Recorded data below:

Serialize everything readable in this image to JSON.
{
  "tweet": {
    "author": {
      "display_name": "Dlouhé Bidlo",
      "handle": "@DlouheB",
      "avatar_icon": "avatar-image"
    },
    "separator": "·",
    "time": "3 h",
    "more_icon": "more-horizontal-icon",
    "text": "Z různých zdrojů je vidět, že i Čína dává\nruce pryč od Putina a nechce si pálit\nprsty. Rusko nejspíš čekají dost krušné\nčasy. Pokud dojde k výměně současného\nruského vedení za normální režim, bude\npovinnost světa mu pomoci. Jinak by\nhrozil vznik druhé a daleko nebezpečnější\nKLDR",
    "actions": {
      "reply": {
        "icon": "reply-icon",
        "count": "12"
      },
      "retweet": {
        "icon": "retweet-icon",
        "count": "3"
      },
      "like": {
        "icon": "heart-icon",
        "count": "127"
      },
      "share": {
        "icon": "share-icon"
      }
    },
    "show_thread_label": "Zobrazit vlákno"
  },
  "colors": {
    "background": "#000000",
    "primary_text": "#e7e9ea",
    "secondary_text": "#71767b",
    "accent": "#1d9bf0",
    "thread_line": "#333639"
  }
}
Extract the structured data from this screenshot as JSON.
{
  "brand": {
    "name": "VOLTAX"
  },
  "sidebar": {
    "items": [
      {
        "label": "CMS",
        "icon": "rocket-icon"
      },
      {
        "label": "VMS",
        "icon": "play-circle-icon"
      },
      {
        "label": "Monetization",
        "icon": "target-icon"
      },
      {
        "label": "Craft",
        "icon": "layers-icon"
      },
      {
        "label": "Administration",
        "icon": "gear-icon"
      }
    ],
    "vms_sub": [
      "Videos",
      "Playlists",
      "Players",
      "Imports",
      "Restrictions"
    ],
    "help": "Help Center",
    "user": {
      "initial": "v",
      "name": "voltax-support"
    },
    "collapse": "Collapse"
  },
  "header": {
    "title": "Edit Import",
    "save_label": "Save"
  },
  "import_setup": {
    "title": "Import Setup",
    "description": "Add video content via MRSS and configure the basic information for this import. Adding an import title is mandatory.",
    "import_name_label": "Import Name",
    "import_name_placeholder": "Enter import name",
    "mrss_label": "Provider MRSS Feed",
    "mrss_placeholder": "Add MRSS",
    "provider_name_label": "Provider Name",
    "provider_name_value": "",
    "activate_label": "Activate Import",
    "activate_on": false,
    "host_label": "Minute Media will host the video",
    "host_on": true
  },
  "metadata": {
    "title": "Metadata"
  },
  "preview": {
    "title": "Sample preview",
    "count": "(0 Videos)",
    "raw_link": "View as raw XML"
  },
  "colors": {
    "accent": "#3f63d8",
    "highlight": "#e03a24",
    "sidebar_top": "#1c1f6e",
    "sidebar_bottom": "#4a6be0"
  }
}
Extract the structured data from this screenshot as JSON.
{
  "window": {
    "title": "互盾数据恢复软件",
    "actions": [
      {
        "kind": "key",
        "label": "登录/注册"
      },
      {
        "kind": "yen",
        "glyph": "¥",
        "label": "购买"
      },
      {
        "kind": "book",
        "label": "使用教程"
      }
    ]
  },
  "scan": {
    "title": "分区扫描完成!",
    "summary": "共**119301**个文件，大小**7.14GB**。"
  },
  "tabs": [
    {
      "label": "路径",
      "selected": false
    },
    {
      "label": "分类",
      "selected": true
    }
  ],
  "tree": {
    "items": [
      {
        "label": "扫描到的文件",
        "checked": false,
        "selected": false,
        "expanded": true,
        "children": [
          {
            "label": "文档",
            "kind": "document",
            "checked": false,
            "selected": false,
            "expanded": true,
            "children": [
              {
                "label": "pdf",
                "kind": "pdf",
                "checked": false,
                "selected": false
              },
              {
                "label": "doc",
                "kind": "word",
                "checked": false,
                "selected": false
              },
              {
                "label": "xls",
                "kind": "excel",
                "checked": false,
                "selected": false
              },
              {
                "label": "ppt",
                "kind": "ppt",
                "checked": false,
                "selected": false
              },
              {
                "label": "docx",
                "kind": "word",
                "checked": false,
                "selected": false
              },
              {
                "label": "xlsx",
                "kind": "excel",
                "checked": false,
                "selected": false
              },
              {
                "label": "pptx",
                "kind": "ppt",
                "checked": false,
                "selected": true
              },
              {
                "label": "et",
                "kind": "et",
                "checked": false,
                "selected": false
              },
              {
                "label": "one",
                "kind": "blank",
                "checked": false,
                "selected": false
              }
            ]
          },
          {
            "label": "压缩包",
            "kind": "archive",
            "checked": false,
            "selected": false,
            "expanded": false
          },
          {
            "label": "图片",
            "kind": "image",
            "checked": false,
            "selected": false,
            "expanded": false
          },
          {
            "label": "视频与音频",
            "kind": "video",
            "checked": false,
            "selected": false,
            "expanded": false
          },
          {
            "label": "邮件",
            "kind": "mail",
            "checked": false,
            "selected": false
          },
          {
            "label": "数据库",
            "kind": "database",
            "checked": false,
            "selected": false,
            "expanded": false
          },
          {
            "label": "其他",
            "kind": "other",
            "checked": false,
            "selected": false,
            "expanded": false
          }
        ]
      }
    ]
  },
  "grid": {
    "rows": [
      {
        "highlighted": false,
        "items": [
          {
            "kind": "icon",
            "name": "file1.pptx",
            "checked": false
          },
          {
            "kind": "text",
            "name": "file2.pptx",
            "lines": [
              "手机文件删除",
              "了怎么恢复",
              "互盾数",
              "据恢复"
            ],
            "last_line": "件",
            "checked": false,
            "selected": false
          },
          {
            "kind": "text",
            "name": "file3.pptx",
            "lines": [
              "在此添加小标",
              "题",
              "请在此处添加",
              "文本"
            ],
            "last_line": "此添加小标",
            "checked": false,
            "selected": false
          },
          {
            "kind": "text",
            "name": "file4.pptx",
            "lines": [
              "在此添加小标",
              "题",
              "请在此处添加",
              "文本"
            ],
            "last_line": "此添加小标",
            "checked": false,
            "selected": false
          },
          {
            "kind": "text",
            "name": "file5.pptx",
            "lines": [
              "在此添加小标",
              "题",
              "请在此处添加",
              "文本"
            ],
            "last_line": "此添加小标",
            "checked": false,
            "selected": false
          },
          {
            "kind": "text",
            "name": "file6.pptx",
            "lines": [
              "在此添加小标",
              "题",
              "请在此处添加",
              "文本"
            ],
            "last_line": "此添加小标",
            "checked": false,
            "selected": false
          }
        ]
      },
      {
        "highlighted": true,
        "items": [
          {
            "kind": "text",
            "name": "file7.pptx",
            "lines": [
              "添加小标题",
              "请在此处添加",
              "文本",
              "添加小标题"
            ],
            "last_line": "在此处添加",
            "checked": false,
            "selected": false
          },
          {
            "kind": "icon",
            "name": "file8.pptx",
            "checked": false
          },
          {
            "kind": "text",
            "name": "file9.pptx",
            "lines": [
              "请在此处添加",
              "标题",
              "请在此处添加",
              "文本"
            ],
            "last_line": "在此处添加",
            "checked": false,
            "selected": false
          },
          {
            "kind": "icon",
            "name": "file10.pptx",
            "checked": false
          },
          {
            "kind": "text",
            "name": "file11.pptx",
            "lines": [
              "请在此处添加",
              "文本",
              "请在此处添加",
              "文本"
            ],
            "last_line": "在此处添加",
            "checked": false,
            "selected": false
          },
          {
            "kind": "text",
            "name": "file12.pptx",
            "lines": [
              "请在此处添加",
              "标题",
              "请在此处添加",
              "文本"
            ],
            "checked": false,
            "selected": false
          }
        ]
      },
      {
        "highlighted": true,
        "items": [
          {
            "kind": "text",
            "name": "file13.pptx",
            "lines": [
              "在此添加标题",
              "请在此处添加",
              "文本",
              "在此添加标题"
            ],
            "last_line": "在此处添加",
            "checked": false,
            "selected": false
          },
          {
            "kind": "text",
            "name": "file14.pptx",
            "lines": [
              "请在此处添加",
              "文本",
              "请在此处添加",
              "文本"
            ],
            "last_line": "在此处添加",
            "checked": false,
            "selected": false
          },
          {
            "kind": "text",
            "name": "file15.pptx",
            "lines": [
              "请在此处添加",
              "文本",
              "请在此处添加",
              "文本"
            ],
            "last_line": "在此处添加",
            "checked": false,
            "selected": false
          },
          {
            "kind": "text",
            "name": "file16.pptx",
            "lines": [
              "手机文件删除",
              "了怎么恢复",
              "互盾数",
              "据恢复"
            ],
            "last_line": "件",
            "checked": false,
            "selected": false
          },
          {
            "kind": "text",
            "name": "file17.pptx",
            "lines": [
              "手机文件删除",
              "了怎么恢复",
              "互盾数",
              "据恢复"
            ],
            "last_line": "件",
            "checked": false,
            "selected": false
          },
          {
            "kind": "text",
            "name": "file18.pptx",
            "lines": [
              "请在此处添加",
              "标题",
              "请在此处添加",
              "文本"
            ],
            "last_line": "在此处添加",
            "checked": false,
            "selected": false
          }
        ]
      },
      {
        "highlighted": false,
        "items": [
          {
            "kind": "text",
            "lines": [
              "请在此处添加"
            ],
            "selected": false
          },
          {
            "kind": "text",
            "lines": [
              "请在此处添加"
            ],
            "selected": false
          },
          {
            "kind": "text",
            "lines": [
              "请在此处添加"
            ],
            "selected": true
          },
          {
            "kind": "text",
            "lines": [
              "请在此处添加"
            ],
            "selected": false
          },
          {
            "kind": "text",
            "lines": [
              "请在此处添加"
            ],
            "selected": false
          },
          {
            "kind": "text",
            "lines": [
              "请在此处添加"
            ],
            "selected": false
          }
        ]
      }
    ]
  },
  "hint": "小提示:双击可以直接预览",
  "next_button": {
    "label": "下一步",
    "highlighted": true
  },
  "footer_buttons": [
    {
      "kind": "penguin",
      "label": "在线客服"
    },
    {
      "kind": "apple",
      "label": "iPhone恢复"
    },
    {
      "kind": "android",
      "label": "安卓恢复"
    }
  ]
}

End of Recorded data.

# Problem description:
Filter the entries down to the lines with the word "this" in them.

# Output below:
Serialize everything readable in this image to JSON.
Extract the structured data from this screenshot as JSON.
    "description": "Add video content via MRSS and configure the basic information for this import. Adding an import title is mandatory.",
Extract the structured data from this screenshot as JSON.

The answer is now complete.